know procedures with an appeal mechanism;
b) increase the number of developing country seats on the Boards, either by
introducing seats with half-votes or by repackaging constituencies;
c) set up a service networked to think tanks, academics etc to provide independent
analysis and advice to the Boards;
d) push forward existing moves to reduce the extent of conditionality, focussing on
conditions relevant to the ability of the country to repay.
3. Introduce more decentralisation and competition. Push decisions down to local
and regional levels. Reward success. Don’t try for a monolithic architecture—which
may be tidier on paper, but is inflexible and anyway very hard to achieve. Have
subsidiarity as a goal.
4. Reduce some of the perceived unfairness in the world trade regime. The Uruguay
Round outcomes on agricultural subsidies and market access—and the way they have
been implemented—are widely seen as unfair to developing countries, as are some
aspects of the Intellectual Property regime. Redressing these is more important than a
new comprehensive trade round with new issues and a wide agenda. Increased
transparency in WTO negotiations is also vital.
5. Build up developing countries’ capacity to engage in debates at the IMF, WB,
WTO etc. Set up a unit in Washington to help developing countries prepare positions
on issues coming to the Boards of the IFIs, and to build up their own policy capacity.
Provide more focussed legal help to developing countries in WTO negotiations and
6. Set up a new regime to deal with country insolvency. The present system, whereby
the IMF is both a creditor and an arbiter, is unfair to borrowers. A new regime is
needed that can take a more balanced perspective of the interests of creditors and
borrowers—with special procedures where systemic issues arise and where the
macro-economic costs of delay may be high.
7. Set up an international tax body. This would be charged with collecting statistics
from national tax authorities and analysing trends, as well as taking forward
international work on tax havens etc. Its remit would need to be carefully drafted to
allay concerns in both developed and developing countries about sovereignty.
8. Develop a better mechanism for co-ordinating global competition policy.
Competition policy increasingly raises international issues. It is unlikely that
countries would wish to surrender sovereignty to a new supra-national body. But
closer co-operation between national and regional competition authorities is needed,
perhaps with an international appeals or arbitration process.
9. Establish a conflict recovery facility. Conflicts contribute to poverty, the spread of

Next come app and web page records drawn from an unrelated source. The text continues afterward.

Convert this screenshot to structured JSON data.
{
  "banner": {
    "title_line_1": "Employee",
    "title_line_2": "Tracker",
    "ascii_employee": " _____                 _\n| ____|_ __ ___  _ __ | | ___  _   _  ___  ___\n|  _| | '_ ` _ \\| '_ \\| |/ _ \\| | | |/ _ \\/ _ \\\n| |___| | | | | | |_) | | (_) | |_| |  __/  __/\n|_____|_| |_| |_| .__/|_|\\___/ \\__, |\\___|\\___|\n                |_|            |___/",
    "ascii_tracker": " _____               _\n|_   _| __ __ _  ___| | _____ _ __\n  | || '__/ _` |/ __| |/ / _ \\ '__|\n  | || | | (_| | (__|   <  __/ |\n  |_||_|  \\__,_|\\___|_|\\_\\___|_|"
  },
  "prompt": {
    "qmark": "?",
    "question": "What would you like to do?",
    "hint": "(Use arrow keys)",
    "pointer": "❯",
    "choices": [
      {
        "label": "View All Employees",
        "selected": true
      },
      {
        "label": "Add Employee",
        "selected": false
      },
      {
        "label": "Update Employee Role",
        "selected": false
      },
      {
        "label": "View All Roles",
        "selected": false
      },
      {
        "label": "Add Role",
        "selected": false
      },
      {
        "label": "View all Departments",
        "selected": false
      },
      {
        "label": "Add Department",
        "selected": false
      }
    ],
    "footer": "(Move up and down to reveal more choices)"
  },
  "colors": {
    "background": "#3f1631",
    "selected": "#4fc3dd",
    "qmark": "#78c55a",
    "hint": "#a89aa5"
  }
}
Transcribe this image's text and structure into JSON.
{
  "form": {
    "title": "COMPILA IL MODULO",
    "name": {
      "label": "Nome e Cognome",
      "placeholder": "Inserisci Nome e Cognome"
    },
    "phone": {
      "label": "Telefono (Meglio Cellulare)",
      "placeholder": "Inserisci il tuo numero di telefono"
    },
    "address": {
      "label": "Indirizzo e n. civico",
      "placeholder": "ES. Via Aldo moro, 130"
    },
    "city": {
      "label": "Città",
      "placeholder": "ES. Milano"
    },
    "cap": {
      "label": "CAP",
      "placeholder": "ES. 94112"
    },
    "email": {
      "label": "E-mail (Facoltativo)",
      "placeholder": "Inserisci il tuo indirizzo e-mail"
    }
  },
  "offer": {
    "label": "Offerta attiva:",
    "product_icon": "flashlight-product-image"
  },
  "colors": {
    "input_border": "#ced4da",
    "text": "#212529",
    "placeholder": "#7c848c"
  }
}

disease, environmental degradation, the plight of refugees. First priorities must go to
preventing conflicts. But there is also a need for an authoritative and inclusive
public/private mechanism for peace-building and recovery from conflict.
10. Set up a body charged with producing and collecting global environmental
sustainability indicators. One by-product of the debates on climate change,
biodiversity and other environmental issues is the need to have independently
produced indicators of environmental sustainability. Independence from operational
responsibility may point to this being set up outside UNEP—though this will depend
on the future role and mandate of international environmental bodies (see note 1).
11. Modify TRIPS agreement in relation to pharmaceuticals. The problems of
infectious diseases in developing countries are horrendous. Developing countries
should be able to issue expeditiously compulsory licences to make or import patented
drugs. The definition of “medical emergencies” in the TRIPS agreement needs
12. Set up an IPCC-type mechanism for issues on genetics and biotechnology. The
International Panel on Climate Change has helped to develop international scientific
consensus. This approach should be extended to new issues arising the fields of
genetics and biotechnology – building on existing discussions in the G7.
States, though “altered”, remain indispensable and powerful actors.12 They should lead in
advancing improvements in governance that include more than governments.
Gordon Smith and Moises Naim, Altered States: Globalization, Sovereignty and Governance (Ottawa:
International Development Research Centre, 2000).